What to do:
Set down the entries exactly. No line may differ from its source.
--- Listed records Enclosed Below ---
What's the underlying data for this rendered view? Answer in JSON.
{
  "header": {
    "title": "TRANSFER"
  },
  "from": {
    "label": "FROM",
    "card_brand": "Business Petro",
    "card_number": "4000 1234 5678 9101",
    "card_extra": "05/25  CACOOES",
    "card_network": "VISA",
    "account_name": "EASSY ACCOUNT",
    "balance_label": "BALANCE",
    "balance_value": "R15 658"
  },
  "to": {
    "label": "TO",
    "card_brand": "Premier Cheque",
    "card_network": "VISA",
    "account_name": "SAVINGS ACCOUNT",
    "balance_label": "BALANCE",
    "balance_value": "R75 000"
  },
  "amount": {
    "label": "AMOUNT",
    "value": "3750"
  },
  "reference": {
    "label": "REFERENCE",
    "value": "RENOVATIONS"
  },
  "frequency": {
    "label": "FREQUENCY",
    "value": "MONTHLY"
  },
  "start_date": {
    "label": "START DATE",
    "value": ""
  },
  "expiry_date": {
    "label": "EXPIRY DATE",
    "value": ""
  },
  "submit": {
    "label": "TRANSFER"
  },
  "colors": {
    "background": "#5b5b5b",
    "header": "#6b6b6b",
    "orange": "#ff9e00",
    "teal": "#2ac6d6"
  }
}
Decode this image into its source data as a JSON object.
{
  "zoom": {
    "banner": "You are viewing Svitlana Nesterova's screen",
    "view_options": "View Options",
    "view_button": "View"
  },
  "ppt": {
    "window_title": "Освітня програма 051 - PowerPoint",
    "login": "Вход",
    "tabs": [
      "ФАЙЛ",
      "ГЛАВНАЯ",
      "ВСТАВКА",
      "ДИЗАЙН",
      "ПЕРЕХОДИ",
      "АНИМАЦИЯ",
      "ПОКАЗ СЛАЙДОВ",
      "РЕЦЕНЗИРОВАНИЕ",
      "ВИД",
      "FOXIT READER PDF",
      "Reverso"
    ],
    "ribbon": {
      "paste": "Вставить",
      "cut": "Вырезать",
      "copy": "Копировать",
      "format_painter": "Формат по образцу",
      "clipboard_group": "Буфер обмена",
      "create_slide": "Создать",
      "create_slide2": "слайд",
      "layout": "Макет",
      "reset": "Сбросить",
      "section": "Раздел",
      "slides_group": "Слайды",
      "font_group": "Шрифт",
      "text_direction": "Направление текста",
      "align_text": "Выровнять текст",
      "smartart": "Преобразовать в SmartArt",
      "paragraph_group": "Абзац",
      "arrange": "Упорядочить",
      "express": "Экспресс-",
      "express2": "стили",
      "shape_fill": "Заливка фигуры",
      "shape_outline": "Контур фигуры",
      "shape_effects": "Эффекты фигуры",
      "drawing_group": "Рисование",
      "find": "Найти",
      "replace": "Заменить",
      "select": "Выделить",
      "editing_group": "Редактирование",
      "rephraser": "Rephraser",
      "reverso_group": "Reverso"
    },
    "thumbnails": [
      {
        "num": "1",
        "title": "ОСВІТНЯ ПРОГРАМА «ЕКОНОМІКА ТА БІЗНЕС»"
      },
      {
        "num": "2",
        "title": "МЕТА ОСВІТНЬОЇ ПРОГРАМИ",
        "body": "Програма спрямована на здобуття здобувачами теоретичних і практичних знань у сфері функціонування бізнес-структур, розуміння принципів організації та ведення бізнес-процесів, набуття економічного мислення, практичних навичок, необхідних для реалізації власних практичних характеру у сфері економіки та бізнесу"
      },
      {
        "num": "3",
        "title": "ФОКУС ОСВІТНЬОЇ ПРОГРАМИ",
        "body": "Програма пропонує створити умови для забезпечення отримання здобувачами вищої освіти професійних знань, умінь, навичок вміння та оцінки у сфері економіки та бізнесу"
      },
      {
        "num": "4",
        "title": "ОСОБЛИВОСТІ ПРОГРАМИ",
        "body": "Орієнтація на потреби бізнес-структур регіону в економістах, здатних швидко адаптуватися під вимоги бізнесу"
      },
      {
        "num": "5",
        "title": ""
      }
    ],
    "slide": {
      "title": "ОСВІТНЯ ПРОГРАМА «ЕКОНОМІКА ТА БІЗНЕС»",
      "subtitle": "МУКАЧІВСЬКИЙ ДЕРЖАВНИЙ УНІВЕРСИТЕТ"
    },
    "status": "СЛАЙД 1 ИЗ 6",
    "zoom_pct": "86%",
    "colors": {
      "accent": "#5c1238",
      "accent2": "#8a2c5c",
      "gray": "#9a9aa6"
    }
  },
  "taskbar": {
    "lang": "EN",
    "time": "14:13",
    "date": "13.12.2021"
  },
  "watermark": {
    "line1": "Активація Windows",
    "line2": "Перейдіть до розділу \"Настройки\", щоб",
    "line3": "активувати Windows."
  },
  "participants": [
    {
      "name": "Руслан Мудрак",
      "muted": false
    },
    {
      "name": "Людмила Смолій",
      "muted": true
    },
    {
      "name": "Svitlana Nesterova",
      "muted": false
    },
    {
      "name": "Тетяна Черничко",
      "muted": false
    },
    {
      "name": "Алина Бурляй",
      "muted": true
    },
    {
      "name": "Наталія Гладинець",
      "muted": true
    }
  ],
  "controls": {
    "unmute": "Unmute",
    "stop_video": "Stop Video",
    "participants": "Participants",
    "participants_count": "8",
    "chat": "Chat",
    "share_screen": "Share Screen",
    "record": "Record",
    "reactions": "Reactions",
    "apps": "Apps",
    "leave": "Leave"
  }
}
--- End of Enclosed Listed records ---
Result of this exercise:
What's the underlying data for this rendered view? Answer in JSON.
{
  "header": {
    "title": "TRANSFER"
  },
  "from": {
    "label": "FROM",
    "card_brand": "Business Petro",
    "card_number": "4000 1234 5678 9101",
    "card_extra": "05/25  CACOOES",
    "card_network": "VISA",
    "account_name": "EASSY ACCOUNT",
    "balance_label": "BALANCE",
    "balance_value": "R15 658"
  },
  "to": {
    "label": "TO",
    "card_brand": "Premier Cheque",
    "card_network": "VISA",
    "account_name": "SAVINGS ACCOUNT",
    "balance_label": "BALANCE",
    "balance_value": "R75 000"
  },
  "amount": {
    "label": "AMOUNT",
    "value": "3750"
  },
  "reference": {
    "label": "REFERENCE",
    "value": "RENOVATIONS"
  },
  "frequency": {
    "label": "FREQUENCY",
    "value": "MONTHLY"
  },
  "start_date": {
    "label": "START DATE",
    "value": ""
  },
  "expiry_date": {
    "label": "EXPIRY DATE",
    "value": ""
  },
  "submit": {
    "label": "TRANSFER"
  },
  "colors": {
    "background": "#5b5b5b",
    "header": "#6b6b6b",
    "orange": "#ff9e00",
    "teal": "#2ac6d6"
  }
}
Decode this image into its source data as a JSON object.
{
  "zoom": {
    "banner": "You are viewing Svitlana Nesterova's screen",
    "view_options": "View Options",
    "view_button": "View"
  },
  "ppt": {
    "window_title": "Освітня програма 051 - PowerPoint",
    "login": "Вход",
    "tabs": [
      "ФАЙЛ",
      "ГЛАВНАЯ",
      "ВСТАВКА",
      "ДИЗАЙН",
      "ПЕРЕХОДИ",
      "АНИМАЦИЯ",
      "ПОКАЗ СЛАЙДОВ",
      "РЕЦЕНЗИРОВАНИЕ",
      "ВИД",
      "FOXIT READER PDF",
      "Reverso"
    ],
    "ribbon": {
      "paste": "Вставить",
      "cut": "Вырезать",
      "copy": "Копировать",
      "format_painter": "Формат по образцу",
      "clipboard_group": "Буфер обмена",
      "create_slide": "Создать",
      "create_slide2": "слайд",
      "layout": "Макет",
      "reset": "Сбросить",
      "section": "Раздел",
      "slides_group": "Слайды",
      "font_group": "Шрифт",
      "text_direction": "Направление текста",
      "align_text": "Выровнять текст",
      "smartart": "Преобразовать в SmartArt",
      "paragraph_group": "Абзац",
      "arrange": "Упорядочить",
      "express": "Экспресс-",
      "express2": "стили",
      "shape_fill": "Заливка фигуры",
      "shape_outline": "Контур фигуры",
      "shape_effects": "Эффекты фигуры",
      "drawing_group": "Рисование",
      "find": "Найти",
      "replace": "Заменить",
      "select": "Выделить",
      "editing_group": "Редактирование",
      "rephraser": "Rephraser",
      "reverso_group": "Reverso"
    },
    "thumbnails": [
      {
        "num": "1",
        "title": "ОСВІТНЯ ПРОГРАМА «ЕКОНОМІКА ТА БІЗНЕС»"
      },
      {
        "num": "2",
        "title": "МЕТА ОСВІТНЬОЇ ПРОГРАМИ",
        "body": "Програма спрямована на здобуття здобувачами теоретичних і практичних знань у сфері функціонування бізнес-структур, розуміння принципів організації та ведення бізнес-процесів, набуття економічного мислення, практичних навичок, необхідних для реалізації власних практичних характеру у сфері економіки та бізнесу"
      },
      {
        "num": "3",
        "title": "ФОКУС ОСВІТНЬОЇ ПРОГРАМИ",
        "body": "Програма пропонує створити умови для забезпечення отримання здобувачами вищої освіти професійних знань, умінь, навичок вміння та оцінки у сфері економіки та бізнесу"
      },
      {
        "num": "4",
        "title": "ОСОБЛИВОСТІ ПРОГРАМИ",
        "body": "Орієнтація на потреби бізнес-структур регіону в економістах, здатних швидко адаптуватися під вимоги бізнесу"
      },
      {
        "num": "5",
        "title": ""
      }
    ],
    "slide": {
      "title": "ОСВІТНЯ ПРОГРАМА «ЕКОНОМІКА ТА БІЗНЕС»",
      "subtitle": "МУКАЧІВСЬКИЙ ДЕРЖАВНИЙ УНІВЕРСИТЕТ"
    },
    "status": "СЛАЙД 1 ИЗ 6",
    "zoom_pct": "86%",
    "colors": {
      "accent": "#5c1238",
      "accent2": "#8a2c5c",
      "gray": "#9a9aa6"
    }
  },
  "taskbar": {
    "lang": "EN",
    "time": "14:13",
    "date": "13.12.2021"
  },
  "watermark": {
    "line1": "Активація Windows",
    "line2": "Перейдіть до розділу \"Настройки\", щоб",
    "line3": "активувати Windows."
  },
  "participants": [
    {
      "name": "Руслан Мудрак",
      "muted": false
    },
    {
      "name": "Людмила Смолій",
      "muted": true
    },
    {
      "name": "Svitlana Nesterova",
      "muted": false
    },
    {
      "name": "Тетяна Черничко",
      "muted": false
    },
    {
      "name": "Алина Бурляй",
      "muted": true
    },
    {
      "name": "Наталія Гладинець",
      "muted": true
    }
  ],
  "controls": {
    "unmute": "Unmute",
    "stop_video": "Stop Video",
    "participants": "Participants",
    "participants_count": "8",
    "chat": "Chat",
    "share_screen": "Share Screen",
    "record": "Record",
    "reactions": "Reactions",
    "apps": "Apps",
    "leave": "Leave"
  }
}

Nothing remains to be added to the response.